What do you get when you cross a waffle, a pancake and a doughnut together? You get Aebleskivers of course! Don't worry about the pronunciation; there will be no test at the end of this post...
Aebleskivers are much easier to make and far easier to eat than they will ever be to say. They even have their own special little pan, which is an absolute must to make these properly. These are so much fun; they end up being the size of a tennis ball with the slight crunch of a waffle, the tenderness of a pancake and the taste and sensory pleasure of munching on a doughnut.
Just like doughnuts Aebleskivers can be eaten plain fried or you can fill them with assorted jams, jellies, chocolate or they are incredibly good with a little mashed ripe banana in the middle. Aebleskivers can be dusted in powdered sugar or cinnamon sugar or can be dunked in maple syrup or whipped cream. You can just go crazy with these little sugary carby delights.
I truly believe that an Aebleskiver pan is a must in everyone's baking pan collection, once you have it you will see just how much fun they are to make as well as eat.

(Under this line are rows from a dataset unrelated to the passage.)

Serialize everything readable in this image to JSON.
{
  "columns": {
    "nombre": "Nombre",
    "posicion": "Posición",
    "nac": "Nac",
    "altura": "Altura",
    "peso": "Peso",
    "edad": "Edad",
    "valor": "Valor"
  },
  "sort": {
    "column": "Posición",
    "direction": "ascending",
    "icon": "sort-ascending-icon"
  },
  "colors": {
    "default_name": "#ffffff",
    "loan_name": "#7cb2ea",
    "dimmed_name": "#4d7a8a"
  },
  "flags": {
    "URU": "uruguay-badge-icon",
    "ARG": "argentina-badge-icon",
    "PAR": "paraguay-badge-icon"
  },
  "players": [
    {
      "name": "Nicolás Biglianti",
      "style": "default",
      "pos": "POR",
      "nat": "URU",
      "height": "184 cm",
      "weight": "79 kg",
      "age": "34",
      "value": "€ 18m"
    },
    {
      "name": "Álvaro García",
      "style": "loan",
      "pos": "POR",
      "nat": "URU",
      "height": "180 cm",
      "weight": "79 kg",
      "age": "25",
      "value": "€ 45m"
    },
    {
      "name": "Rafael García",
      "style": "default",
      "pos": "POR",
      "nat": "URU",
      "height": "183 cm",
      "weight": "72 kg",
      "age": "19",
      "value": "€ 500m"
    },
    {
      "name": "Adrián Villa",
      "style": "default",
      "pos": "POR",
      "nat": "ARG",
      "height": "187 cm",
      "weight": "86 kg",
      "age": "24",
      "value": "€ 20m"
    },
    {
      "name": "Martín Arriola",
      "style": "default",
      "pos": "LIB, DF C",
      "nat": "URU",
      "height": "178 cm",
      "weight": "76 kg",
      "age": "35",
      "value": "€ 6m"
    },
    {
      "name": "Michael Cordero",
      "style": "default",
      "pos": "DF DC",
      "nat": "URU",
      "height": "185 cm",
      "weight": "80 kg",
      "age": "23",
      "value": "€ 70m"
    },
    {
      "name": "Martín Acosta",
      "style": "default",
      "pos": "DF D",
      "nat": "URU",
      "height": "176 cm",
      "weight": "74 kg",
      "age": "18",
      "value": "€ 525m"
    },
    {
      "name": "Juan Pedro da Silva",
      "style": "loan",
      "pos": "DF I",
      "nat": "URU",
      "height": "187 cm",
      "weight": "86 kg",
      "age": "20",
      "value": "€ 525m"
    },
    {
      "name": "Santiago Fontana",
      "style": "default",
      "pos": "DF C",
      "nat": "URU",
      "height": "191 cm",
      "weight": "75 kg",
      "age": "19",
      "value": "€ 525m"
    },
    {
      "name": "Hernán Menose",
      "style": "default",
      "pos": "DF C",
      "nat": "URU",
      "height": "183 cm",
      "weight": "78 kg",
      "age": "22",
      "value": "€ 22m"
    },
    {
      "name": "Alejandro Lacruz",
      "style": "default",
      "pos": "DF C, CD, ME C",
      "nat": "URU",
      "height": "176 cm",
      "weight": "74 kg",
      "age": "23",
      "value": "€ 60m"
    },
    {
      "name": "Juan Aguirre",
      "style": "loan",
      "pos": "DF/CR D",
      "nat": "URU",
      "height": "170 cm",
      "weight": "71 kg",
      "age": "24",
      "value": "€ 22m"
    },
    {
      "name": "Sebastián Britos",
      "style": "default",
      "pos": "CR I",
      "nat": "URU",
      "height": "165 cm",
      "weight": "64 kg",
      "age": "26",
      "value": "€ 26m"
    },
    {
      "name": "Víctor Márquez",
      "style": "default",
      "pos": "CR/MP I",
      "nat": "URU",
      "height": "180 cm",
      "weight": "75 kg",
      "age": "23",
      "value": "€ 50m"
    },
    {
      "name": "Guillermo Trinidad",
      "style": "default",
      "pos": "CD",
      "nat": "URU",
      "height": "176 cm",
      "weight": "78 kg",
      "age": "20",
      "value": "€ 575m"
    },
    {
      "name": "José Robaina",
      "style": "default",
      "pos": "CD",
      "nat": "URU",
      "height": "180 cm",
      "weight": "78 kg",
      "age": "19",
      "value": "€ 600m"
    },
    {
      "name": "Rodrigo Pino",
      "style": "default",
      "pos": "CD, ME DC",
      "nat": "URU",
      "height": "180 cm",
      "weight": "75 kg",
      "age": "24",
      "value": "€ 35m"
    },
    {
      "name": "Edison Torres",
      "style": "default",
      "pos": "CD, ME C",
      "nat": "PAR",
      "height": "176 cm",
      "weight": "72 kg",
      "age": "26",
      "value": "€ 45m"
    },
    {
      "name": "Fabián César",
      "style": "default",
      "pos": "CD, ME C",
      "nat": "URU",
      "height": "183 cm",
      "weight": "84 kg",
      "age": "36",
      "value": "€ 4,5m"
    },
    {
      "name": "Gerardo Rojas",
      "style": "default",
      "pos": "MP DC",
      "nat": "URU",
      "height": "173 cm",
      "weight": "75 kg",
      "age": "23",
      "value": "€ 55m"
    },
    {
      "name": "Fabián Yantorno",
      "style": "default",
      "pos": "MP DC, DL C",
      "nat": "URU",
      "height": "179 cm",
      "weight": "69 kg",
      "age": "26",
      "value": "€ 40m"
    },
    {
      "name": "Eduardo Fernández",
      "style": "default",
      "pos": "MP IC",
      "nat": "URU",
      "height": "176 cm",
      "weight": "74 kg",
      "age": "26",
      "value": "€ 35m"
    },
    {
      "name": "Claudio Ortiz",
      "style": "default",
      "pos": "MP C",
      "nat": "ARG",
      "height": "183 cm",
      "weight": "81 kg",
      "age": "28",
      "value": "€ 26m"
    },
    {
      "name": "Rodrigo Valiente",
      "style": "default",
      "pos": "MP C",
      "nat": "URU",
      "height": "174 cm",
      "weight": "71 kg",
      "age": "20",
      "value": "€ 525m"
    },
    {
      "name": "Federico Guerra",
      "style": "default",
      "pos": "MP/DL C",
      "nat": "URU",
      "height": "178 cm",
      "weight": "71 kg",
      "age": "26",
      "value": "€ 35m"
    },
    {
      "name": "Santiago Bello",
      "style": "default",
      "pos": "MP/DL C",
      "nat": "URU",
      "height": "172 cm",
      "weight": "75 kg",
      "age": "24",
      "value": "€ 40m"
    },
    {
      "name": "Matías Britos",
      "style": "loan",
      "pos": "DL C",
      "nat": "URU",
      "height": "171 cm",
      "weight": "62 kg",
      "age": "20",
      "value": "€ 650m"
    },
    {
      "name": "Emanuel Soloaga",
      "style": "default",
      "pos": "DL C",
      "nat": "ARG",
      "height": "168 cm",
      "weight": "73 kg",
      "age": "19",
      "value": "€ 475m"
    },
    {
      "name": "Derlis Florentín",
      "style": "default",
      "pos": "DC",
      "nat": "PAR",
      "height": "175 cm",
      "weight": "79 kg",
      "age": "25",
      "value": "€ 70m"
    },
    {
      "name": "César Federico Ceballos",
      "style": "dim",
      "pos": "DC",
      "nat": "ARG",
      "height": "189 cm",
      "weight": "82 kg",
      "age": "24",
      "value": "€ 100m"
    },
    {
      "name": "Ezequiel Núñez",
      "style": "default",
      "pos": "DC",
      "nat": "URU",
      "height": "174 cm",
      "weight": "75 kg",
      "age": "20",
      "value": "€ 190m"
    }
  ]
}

2 c. buttermilk
2 c. flour
2 eggs
2 tsp. baking powder
1/2 tsp. salt
1/2 tsp. soda
2 tbsp. sugar
4 tbsp. melted butter

Separate the eggs and beat the whites stiff. Mix all the other ingredients together at one time and beat until smooth. Fold in egg whites last. Put about 1 tablespoon of oil or shortening in the bottom of each cup of the aebleskiver pan and have hot.

Pour in about 2 tablespoons of batter into cup and as soon as they get bubbly around the edge turn quickly. Use forks to turn continue cooking turning the ball to keep from burning.

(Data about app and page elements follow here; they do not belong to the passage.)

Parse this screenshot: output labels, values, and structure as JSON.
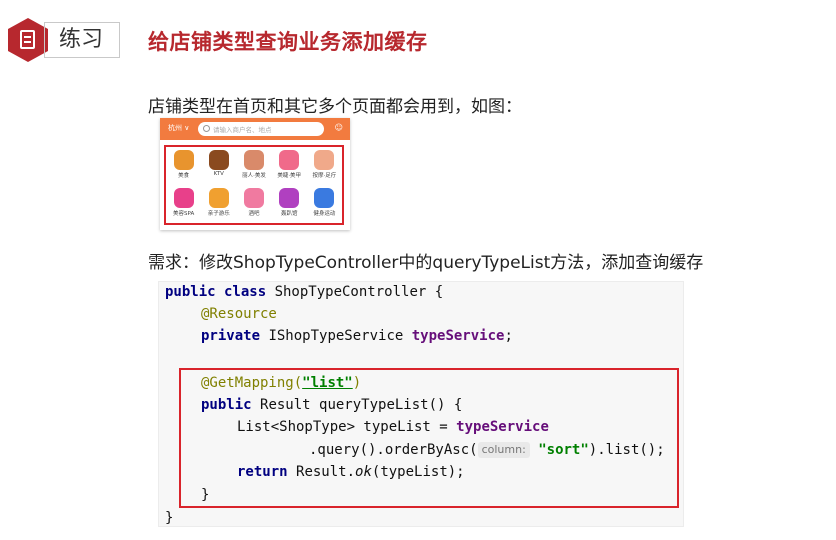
{
  "header": {
    "tab_label": "练习",
    "title": "给店铺类型查询业务添加缓存"
  },
  "intro_text": "店铺类型在首页和其它多个页面都会用到，如图：",
  "app": {
    "city": "杭州 ∨",
    "search_placeholder": "请输入商户名、地点",
    "categories": [
      {
        "label": "美食",
        "icon": "roast-chicken-icon",
        "color": "#e8942e"
      },
      {
        "label": "KTV",
        "icon": "microphone-icon",
        "color": "#8a4a1f"
      },
      {
        "label": "丽人·美发",
        "icon": "hair-icon",
        "color": "#d98a6a"
      },
      {
        "label": "美睫·美甲",
        "icon": "nail-icon",
        "color": "#f06a8a"
      },
      {
        "label": "按摩·足疗",
        "icon": "massage-icon",
        "color": "#f0a98a"
      },
      {
        "label": "美容SPA",
        "icon": "spa-icon",
        "color": "#e8408a"
      },
      {
        "label": "亲子游乐",
        "icon": "kid-icon",
        "color": "#f0a030"
      },
      {
        "label": "酒吧",
        "icon": "cocktail-icon",
        "color": "#f07aa0"
      },
      {
        "label": "轰趴馆",
        "icon": "mask-icon",
        "color": "#b040c0"
      },
      {
        "label": "健身运动",
        "icon": "dumbbell-icon",
        "color": "#3a7ae0"
      }
    ]
  },
  "requirement_text": "需求：修改ShopTypeController中的queryTypeList方法，添加查询缓存",
  "code": {
    "l1_kw": "public class ",
    "l1_rest": "ShopTypeController {",
    "l2_ann": "@Resource",
    "l3_kw": "private ",
    "l3_type": "IShopTypeService ",
    "l3_field": "typeService",
    "l3_end": ";",
    "l5_ann": "@GetMapping(",
    "l5_str": "\"list\"",
    "l5_end": ")",
    "l6_kw": "public ",
    "l6_rest": "Result queryTypeList() {",
    "l7_pre": "List<ShopType> typeList = ",
    "l7_field": "typeService",
    "l8_pre": ".query().orderByAsc(",
    "l8_hint": "column:",
    "l8_str": "\"sort\"",
    "l8_end": ").list();",
    "l9_kw": "return ",
    "l9_pre": "Result.",
    "l9_it": "ok",
    "l9_end": "(typeList);",
    "l10": "}",
    "l11": "}"
  }
}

If you would like these filled add your choice of filling (no more than a teaspoon full) to the center of the batter right before you flip your Aebleskiver over. When finished roll in sugar or leave plain, may also dunk in syrup or dip in whipped cream.